Information for New Users
Please contact your local HET or TAC representative to find out how your institution is going to run Phase I proposals and TAC allocations. For any other questions please contact the HET resident astronomers at astronomer(at)het.as.utexas.edu.
The HET is a telescope with a unique design which often causes new users a fair amount of problems. Below we list some of the common mistakes or misconceptions that new Users often have in hopes that you will be able to design an efficient observing experiment.
- Priority system
The HET is fully queue scheduled so each target is given a priority:
- Priority 0 (P0) is this highest priority and usually reserved for time critical targets or perhaps for targets disapearing into the west at the start of a trimester.
- Priority 1 (P1) is the highest regular priority time. More than 95% of targets given P1 time are completed. This is important for narrow field surveys (lots of targets in one part of the sky), synoptic programs or programs with tight observing constraints such as dark time, photometric conditions or very good seeing.
- Priority 2 (P2) targets are completed 92% of the time. This is good for grey time objects.
- Priority 3 (P3) targets are completed 75% of the time. This is good for bright time targets, targets that that lots of visits during the observing period, or programs with very flexible observing conditions such as poor seeing or non-photometric conditions.
- Priority 4 (P4) is filler time and to encourage people to make use of this time we do not charge any overhead and only half of the nominal exposure time is charged. This means that if we double the exposure time submitted by the PI because of clouds the PI still only gets charged for half of the requested exposure. This can be very efficient for short exposure time objects which may be observed in good conditions between two high priority objects instead of having the telescope idle.
A PI may request a mix of priority time and may submit the same target at different priorities levels. A very clever gray time strategy is to submit all of your targets at your lowest priority time you were given and then see what gets observed and then if a target has lots of competition from other targets at higher priority to "junk" that entry and submit a new Phase II at higher priority.
- maximum exposure length
The HET has a fixed primary and tracks objects in the sky by moving the secondary. The range of motion of the secondary is limited by the size of the upper hexagon support structure. We allow trajectories to move +/- 8.5 degrees of motion from the center of track. This creates a 17 degree annulus field of view on the sky. The amount of time that it takes for a celestial body to cover that 17 degree depends on the Declination of the object, longer in the North and shorter in the south. This can be visualized by looking at the 2nd figure on the Object Observability page or computed using our track time calculator.
- throughput changes as a function of exposure length
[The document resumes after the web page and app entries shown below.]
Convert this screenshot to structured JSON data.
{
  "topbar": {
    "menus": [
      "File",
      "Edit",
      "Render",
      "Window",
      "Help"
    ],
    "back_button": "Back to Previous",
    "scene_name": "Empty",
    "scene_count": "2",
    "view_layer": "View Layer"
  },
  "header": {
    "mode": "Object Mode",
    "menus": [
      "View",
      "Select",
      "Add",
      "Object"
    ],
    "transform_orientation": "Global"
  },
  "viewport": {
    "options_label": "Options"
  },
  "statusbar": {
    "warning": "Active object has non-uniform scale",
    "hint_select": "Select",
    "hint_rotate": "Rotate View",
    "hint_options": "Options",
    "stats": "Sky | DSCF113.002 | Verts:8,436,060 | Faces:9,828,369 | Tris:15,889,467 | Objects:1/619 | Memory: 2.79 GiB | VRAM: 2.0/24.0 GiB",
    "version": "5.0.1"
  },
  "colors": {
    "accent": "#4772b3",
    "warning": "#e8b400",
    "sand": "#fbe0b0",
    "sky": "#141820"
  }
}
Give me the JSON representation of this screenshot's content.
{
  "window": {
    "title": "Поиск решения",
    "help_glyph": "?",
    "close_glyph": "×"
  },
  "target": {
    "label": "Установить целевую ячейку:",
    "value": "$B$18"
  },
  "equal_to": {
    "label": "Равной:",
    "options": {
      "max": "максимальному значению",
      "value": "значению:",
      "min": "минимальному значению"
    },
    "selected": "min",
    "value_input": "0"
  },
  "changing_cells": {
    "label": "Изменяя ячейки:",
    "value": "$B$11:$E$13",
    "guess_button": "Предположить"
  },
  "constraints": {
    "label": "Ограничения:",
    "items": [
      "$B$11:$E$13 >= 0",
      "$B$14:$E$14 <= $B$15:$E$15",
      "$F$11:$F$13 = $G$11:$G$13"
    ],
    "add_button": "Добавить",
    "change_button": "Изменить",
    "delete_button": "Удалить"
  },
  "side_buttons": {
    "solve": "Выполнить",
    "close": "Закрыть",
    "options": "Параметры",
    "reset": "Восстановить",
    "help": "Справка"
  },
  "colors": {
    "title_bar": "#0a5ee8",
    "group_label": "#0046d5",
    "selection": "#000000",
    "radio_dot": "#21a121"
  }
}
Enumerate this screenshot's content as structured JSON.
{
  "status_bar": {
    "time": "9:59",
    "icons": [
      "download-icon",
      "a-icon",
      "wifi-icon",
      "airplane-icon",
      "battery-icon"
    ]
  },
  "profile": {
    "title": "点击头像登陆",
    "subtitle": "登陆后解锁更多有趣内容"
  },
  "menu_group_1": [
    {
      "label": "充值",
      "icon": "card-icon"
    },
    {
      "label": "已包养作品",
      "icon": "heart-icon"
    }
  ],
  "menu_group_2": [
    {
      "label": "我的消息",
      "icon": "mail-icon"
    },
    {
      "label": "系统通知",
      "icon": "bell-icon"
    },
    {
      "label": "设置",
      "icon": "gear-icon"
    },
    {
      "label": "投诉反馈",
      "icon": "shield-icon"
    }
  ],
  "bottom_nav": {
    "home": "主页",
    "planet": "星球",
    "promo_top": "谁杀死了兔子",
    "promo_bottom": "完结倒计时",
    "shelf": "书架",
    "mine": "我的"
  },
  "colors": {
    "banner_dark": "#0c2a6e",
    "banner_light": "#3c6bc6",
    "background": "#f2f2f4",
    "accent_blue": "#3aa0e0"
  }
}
As the track follows the object across the 17 degree annulus the amount of the mirror that is seen by the tracker changes. This means that the collecting area changes as depending upon what part of the track is being utilized. The Resident Astronomers strive to make sure that all exposures are centered on the middle of the annulus (called center of track) where the collecting area is maximized. For a given exposure time the collecting area will change and this will be a function of the Declination of the object. To see how the collecting area changes please use our HET Filling Factor Calculator, which will give you a fractional throughput with respect to the maximum collecting area at the center of the track.
- object observability and the number of visits that can be obtained at any one part of the sky.
Because of the unusual nature of the HET, on a given night an object may be visible for at most a few hours. Thus, if an experiment requires several hours of integration this may have to be spread over multiple visits. In addition, if several targets are close together on the sky then only one of those objects might be observable at a time and the PI must be aware of the total number of visits that can be achieved at a given location on the sky. To assist with this we have created a feasibility calculator located on the Object Observability page. Using this calculator will allow the PI to see how many visits may be completed given their partner share, weather losses and observing constraints (transparency and seeing). If a the PI finds that the number of possible visits they need in a specific part of the sky is within a factor of 2 of the requested visits or if the number of possible visits is less than 10 the PI should ask for high priority time for that target. If the number of possible visits for all of their targets in a specific part of the sky greatly exceeds the number of requested visits then lower priority time could be used.
- observing with IFU on an Alt Az telescope
The HET observes with the orientation of the instruments at a fixed angle during a single trajectory. This angle is equal to the paralactic angle at the center of the trajectory. This angle can be pre-computed using our calculator located on the Object Observability page. This is of particular importance if the object of interest is not a single point source and is going to be centered on the LRS2 IFU or VIRUS IFUs. For this type of observation the orientation of the object will be different for an East track than for a West track, thus it would not be possible to simply co-add observations taken in the East with those taken in the West. As such special planning for the observations must be made and this might impact the project feasibility and the number of possible tracks over which an observation set might be made. When completing a Phase II a PI can make a special grouping type called a "pool" which will allow a target to be observed in either the West or the East.
Last updated: Thu, 08 Jun 2017 14:05:42 -0500 shetrone